by Richard Keyt, Arizona estate planning attorney

If you are creating a revocable living trust, you will probably serve, at least initially, as either the sole trustee or as a co-trustee. You must decide who will serve as the successor trustee at the time of your death or incapacity. In some circumstances, grantors intentionally choose not to serve as trustee of their revocable living trusts, although they retain the right to amend or revoke the trust and to replace the trustee at any time.

If you are creating an irrevocable trust, it is much more likely that you will not be eligible to serve as a trustee (or as the only trustee) without compromising some of the intended advantages of these types of trusts. Usually for these types of trusts you will need to select a third party as trustee from the outset. The same is true for a testamentary trust since such a trust does not come into existence until after your death.

Choosing an Individual or an Institutional Trustee

For those trusts in which you cannot serve as a trustee or where a successor trustee is necessary, you must carefully consider the selection of trustee or trustees. A key decision is whether to choose a corporate trustee or an individual trustee (such as your wisest child or a trusted friend). When deciding, look deeper than viewing only the corporate trustee’s fee schedule. While the corporate trustee’s fee may appear to be more costly on the surface, more intense scrutiny often shows that a corporate trustee will cost the trust less in the long run, not only in terms of administration expenses, but also in terms of preserving the trust assets and family harmony.

Factors you should consider in picking a successor trustee include:

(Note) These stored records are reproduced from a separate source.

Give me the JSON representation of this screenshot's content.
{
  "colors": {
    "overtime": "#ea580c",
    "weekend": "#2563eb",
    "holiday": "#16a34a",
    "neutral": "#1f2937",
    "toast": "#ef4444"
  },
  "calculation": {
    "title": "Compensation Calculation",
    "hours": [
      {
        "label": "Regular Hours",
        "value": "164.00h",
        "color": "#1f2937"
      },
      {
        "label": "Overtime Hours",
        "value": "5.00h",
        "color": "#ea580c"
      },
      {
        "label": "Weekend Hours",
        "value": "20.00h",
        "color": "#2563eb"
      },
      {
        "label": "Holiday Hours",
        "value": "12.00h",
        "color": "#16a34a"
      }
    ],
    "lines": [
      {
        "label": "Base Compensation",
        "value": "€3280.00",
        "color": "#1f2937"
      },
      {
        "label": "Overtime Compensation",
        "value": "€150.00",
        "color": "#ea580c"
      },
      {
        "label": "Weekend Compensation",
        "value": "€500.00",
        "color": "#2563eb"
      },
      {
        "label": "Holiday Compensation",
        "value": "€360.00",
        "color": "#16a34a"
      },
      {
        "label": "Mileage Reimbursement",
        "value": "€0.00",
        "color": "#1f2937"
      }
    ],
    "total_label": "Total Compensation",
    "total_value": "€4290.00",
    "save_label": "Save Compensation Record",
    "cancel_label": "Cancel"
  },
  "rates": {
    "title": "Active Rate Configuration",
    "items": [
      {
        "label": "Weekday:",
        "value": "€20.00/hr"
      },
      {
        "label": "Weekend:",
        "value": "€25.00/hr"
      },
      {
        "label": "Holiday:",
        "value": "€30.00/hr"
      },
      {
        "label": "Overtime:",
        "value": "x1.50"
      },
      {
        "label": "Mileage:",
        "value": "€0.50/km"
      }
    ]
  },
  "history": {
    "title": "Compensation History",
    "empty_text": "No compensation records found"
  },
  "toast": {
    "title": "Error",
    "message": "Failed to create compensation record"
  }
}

  • The size of the trust estate.  I always recommend a corporate trustee over an individual successor trustee when the value of the estate is large.
  • For trusts with assets less than approximately $350,000, it may or may not be feasible to use a corporate trustee, depending on the ages and needs of the beneficiaries.
  • Investment experience of the potential trustee.
  • Will your child or friend be able to invest the trust assets appropriately for the beneficiaries’ circumstances? Will the assets be depleted due to inexperienced investment decisions, or not keep up with inflation out of fear of losing principal?
  • The need of the potential individual trustee to hire a financial advisor.
  • How do the costs compare to those of the corporate trustee, whose fees already include not only trust administration, but also investment management?
  • The need to pay the potential individual trustee.  Most trust agreements allow individual trustees to be compensated for their services.
  • While your child or friend may initially agree to serve as trustee for your family, he or she may have no realistic idea of the amount of time or record-keeping that will be involved. Consider the benefits a corporate trustee can offer, especially in regards to time and financial strain.
  • The ages and relationship of the beneficiaries to each other and to the potential individual trustee.  For example, will your child or friend be able to stand up to the pressures put on him or her by other beneficiaries? If he/she feels it necessary to refuse a requested distribution to a beneficiary, how will his/her family relationship with that beneficiary be affected?
  • The age and health of the potential individual trustee.
  • If your child or friend resigns, becomes disabled, or passes away, who will take over in his/her place?
  • The ability of the potential individual trustee to deal with paperwork, keep appropriate records, understand trust accounting, and properly handle required tax filings and notices.
  • The failure of a trustee to properly and timely handle certain types of paperwork and notices could cause major consequences for you, your estate, or the beneficiaries. A corporate trustee is not only bonded and insured, but is subject to regular audits by State officials. Individual trustees are not held to the same standards or regulatory oversight as corporate trustees.
  • The ability of the potential individual trustee to be unbiased in handling distributions to beneficiaries.
  • Will your child or friend treat multiple beneficiaries the way you intended? Will your child or friend be afraid to make unequal distributions to beneficiaries even if the trust document specifies that distributions are to be tied to some condition, such as furthering education?
  • Time commitments on the potential individual trustee.  Often an individual has no idea that being a trustee can be very time-consuming.
  • Willingness to serve as trustee.  Never assume an individual will take on the responsibility of serving as trustee – Always ask first.

After you’ve weighed all of the factors relevant to your situation, you may decide that your child or friend is the perfect choice for your circumstances. Or, you may find that your trust will come out ahead if a corporate trustee is named due to expertise, experience, and efficiency. If you are concerned that a corporate trustee may end up acting in an unsatisfactory manner once appointed, you can instruct your attorney to include a provision in your trust that enables either the beneficiaries or a trust protector to remove and replace the trustee.